Prompt: Down to the last line, restate the records below word for word, dropping every image.

Source data:
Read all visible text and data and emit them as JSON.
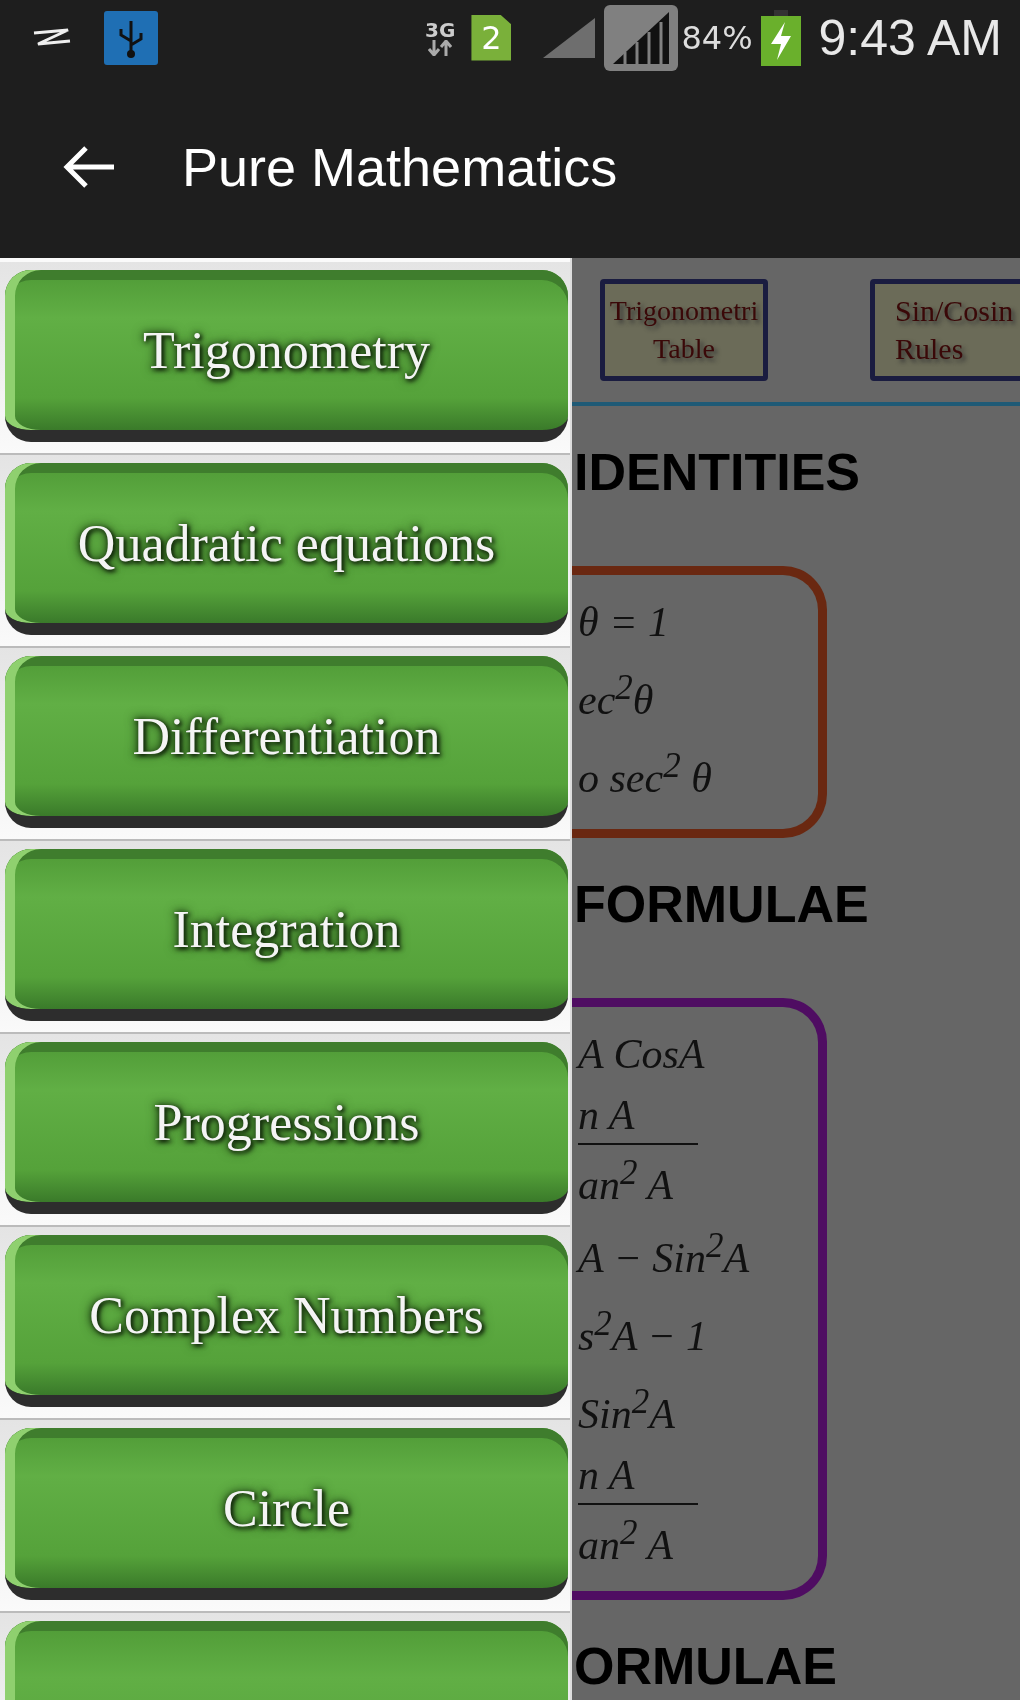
{
  "status_bar": {
    "network": "3G",
    "sim": "2",
    "battery": "84%",
    "time": "9:43 AM"
  },
  "app_bar": {
    "title": "Pure Mathematics"
  },
  "drawer": {
    "items": [
      {
        "kind": "button",
        "label": "Trigonometry"
      },
      {
        "kind": "button",
        "label": "Quadratic equations"
      },
      {
        "kind": "button",
        "label": "Differentiation"
      },
      {
        "kind": "button",
        "label": "Integration"
      },
      {
        "kind": "button",
        "label": "Progressions"
      },
      {
        "kind": "button",
        "label": "Complex Numbers"
      },
      {
        "kind": "button",
        "label": "Circle"
      },
      {
        "kind": "partial"
      }
    ]
  },
  "content": {
    "tabs": [
      {
        "lines": [
          "Trigonometri",
          "Table"
        ]
      },
      {
        "lines": [
          "Sin/Cosin",
          "Rules"
        ]
      }
    ],
    "sections": [
      {
        "heading": "IDENTITIES",
        "color": "#6a2811",
        "lines": [
          {
            "kind": "text",
            "text": "θ = 1"
          },
          {
            "kind": "text",
            "text": "ec$^{2}$θ"
          },
          {
            "kind": "text",
            "text": "o sec$^{2}$ θ"
          }
        ]
      },
      {
        "heading": "FORMULAE",
        "color": "#4f0d62",
        "lines": [
          {
            "kind": "text",
            "text": "A  CosA"
          },
          {
            "kind": "fraction",
            "numerator": "n A",
            "denominator": "an$^{2}$ A"
          },
          {
            "kind": "text",
            "text": "A − Sin$^{2}$A"
          },
          {
            "kind": "text",
            "text": "s$^{2}$A − 1"
          },
          {
            "kind": "text",
            "text": "Sin$^{2}$A"
          },
          {
            "kind": "fraction",
            "numerator": "n A",
            "denominator": "an$^{2}$ A"
          }
        ]
      },
      {
        "heading": "ORMULAE"
      }
    ]
  }
}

Result:
Read all visible text and data and emit them as JSON.
{
  "status_bar": {
    "network": "3G",
    "sim": "2",
    "battery": "84%",
    "time": "9:43 AM"
  },
  "app_bar": {
    "title": "Pure Mathematics"
  },
  "drawer": {
    "items": [
      {
        "kind": "button",
        "label": "Trigonometry"
      },
      {
        "kind": "button",
        "label": "Quadratic equations"
      },
      {
        "kind": "button",
        "label": "Differentiation"
      },
      {
        "kind": "button",
        "label": "Integration"
      },
      {
        "kind": "button",
        "label": "Progressions"
      },
      {
        "kind": "button",
        "label": "Complex Numbers"
      },
      {
        "kind": "button",
        "label": "Circle"
      },
      {
        "kind": "partial"
      }
    ]
  },
  "content": {
    "tabs": [
      {
        "lines": [
          "Trigonometri",
          "Table"
        ]
      },
      {
        "lines": [
          "Sin/Cosin",
          "Rules"
        ]
      }
    ],
    "sections": [
      {
        "heading": "IDENTITIES",
        "color": "#6a2811",
        "lines": [
          {
            "kind": "text",
            "text": "θ = 1"
          },
          {
            "kind": "text",
            "text": "ec$^{2}$θ"
          },
          {
            "kind": "text",
            "text": "o sec$^{2}$ θ"
          }
        ]
      },
      {
        "heading": "FORMULAE",
        "color": "#4f0d62",
        "lines": [
          {
            "kind": "text",
            "text": "A  CosA"
          },
          {
            "kind": "fraction",
            "numerator": "n A",
            "denominator": "an$^{2}$ A"
          },
          {
            "kind": "text",
            "text": "A − Sin$^{2}$A"
          },
          {
            "kind": "text",
            "text": "s$^{2}$A − 1"
          },
          {
            "kind": "text",
            "text": "Sin$^{2}$A"
          },
          {
            "kind": "fraction",
            "numerator": "n A",
            "denominator": "an$^{2}$ A"
          }
        ]
      },
      {
        "heading": "ORMULAE"
      }
    ]
  }
}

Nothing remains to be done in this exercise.